▶ [TASK ITEM]:
Produce a verbatim copy of the data below that contains no pictures.

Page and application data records

>>>

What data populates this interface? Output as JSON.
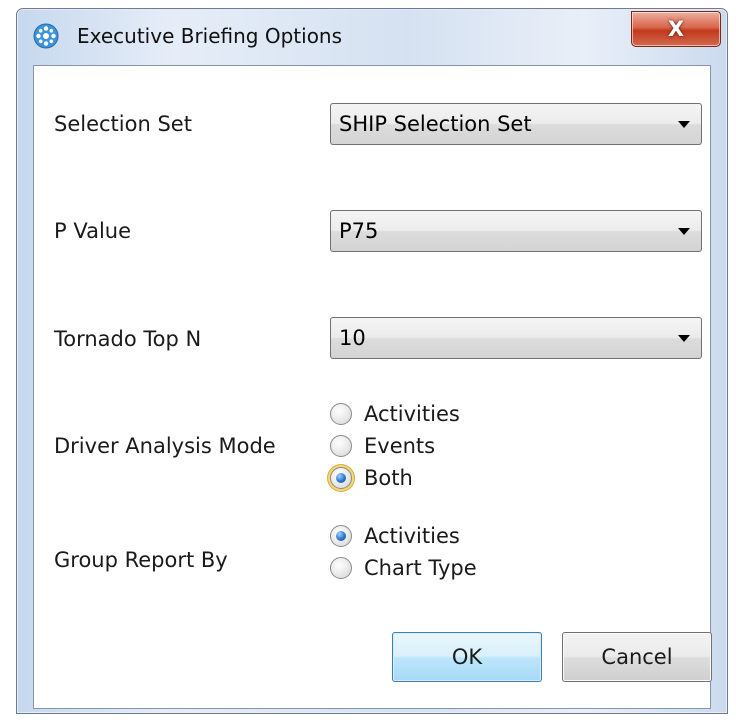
{
  "window": {
    "title": "Executive Briefing Options",
    "close_label": "X"
  },
  "form": {
    "selection_set": {
      "label": "Selection Set",
      "value": "SHIP Selection Set"
    },
    "p_value": {
      "label": "P Value",
      "value": "P75"
    },
    "tornado_top_n": {
      "label": "Tornado Top N",
      "value": "10"
    },
    "driver_analysis_mode": {
      "label": "Driver Analysis Mode",
      "options": [
        {
          "label": "Activities",
          "selected": false
        },
        {
          "label": "Events",
          "selected": false
        },
        {
          "label": "Both",
          "selected": true
        }
      ]
    },
    "group_report_by": {
      "label": "Group Report By",
      "options": [
        {
          "label": "Activities",
          "selected": true
        },
        {
          "label": "Chart Type",
          "selected": false
        }
      ]
    }
  },
  "buttons": {
    "ok_label": "OK",
    "cancel_label": "Cancel"
  },
  "colors": {
    "radio_selected": "#2a78c8",
    "close_button": "#c23a1d",
    "focus_ring": "#d9ae3d"
  }
}
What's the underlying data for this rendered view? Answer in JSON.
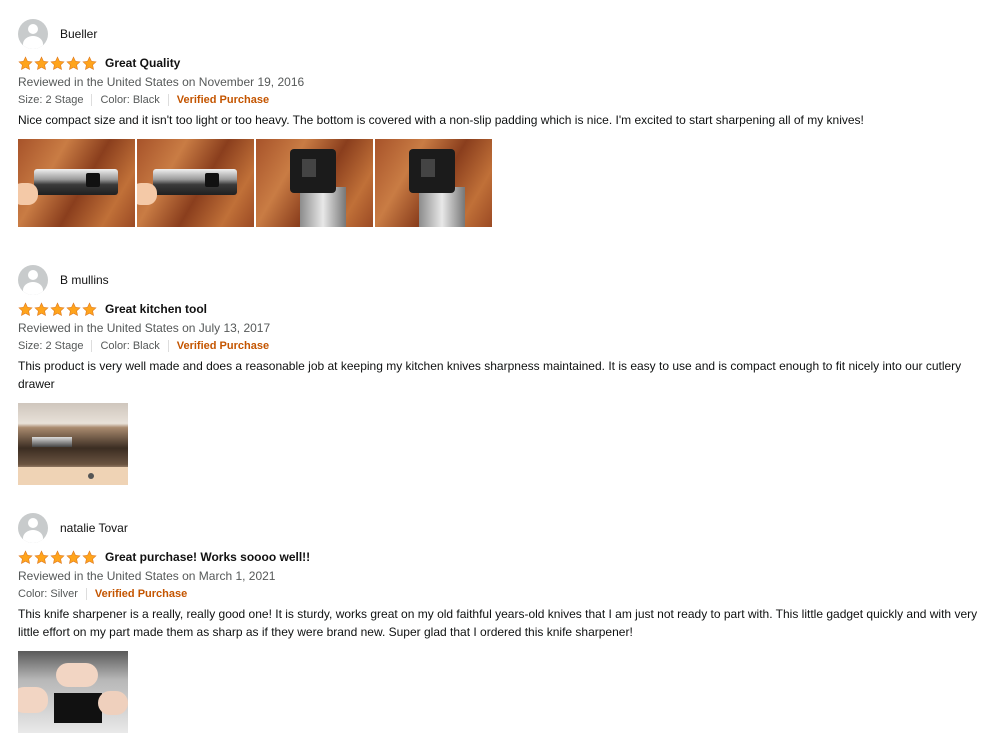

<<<

▶ [RESPONSE BELOW]:
What data populates this interface? Output as JSON.
{
  "window": {
    "title": "Executive Briefing Options",
    "close_label": "X"
  },
  "form": {
    "selection_set": {
      "label": "Selection Set",
      "value": "SHIP Selection Set"
    },
    "p_value": {
      "label": "P Value",
      "value": "P75"
    },
    "tornado_top_n": {
      "label": "Tornado Top N",
      "value": "10"
    },
    "driver_analysis_mode": {
      "label": "Driver Analysis Mode",
      "options": [
        {
          "label": "Activities",
          "selected": false
        },
        {
          "label": "Events",
          "selected": false
        },
        {
          "label": "Both",
          "selected": true
        }
      ]
    },
    "group_report_by": {
      "label": "Group Report By",
      "options": [
        {
          "label": "Activities",
          "selected": true
        },
        {
          "label": "Chart Type",
          "selected": false
        }
      ]
    }
  },
  "buttons": {
    "ok_label": "OK",
    "cancel_label": "Cancel"
  },
  "colors": {
    "radio_selected": "#2a78c8",
    "close_button": "#c23a1d",
    "focus_ring": "#d9ae3d"
  }
}
What's the underlying data for this rendered view? Answer in JSON.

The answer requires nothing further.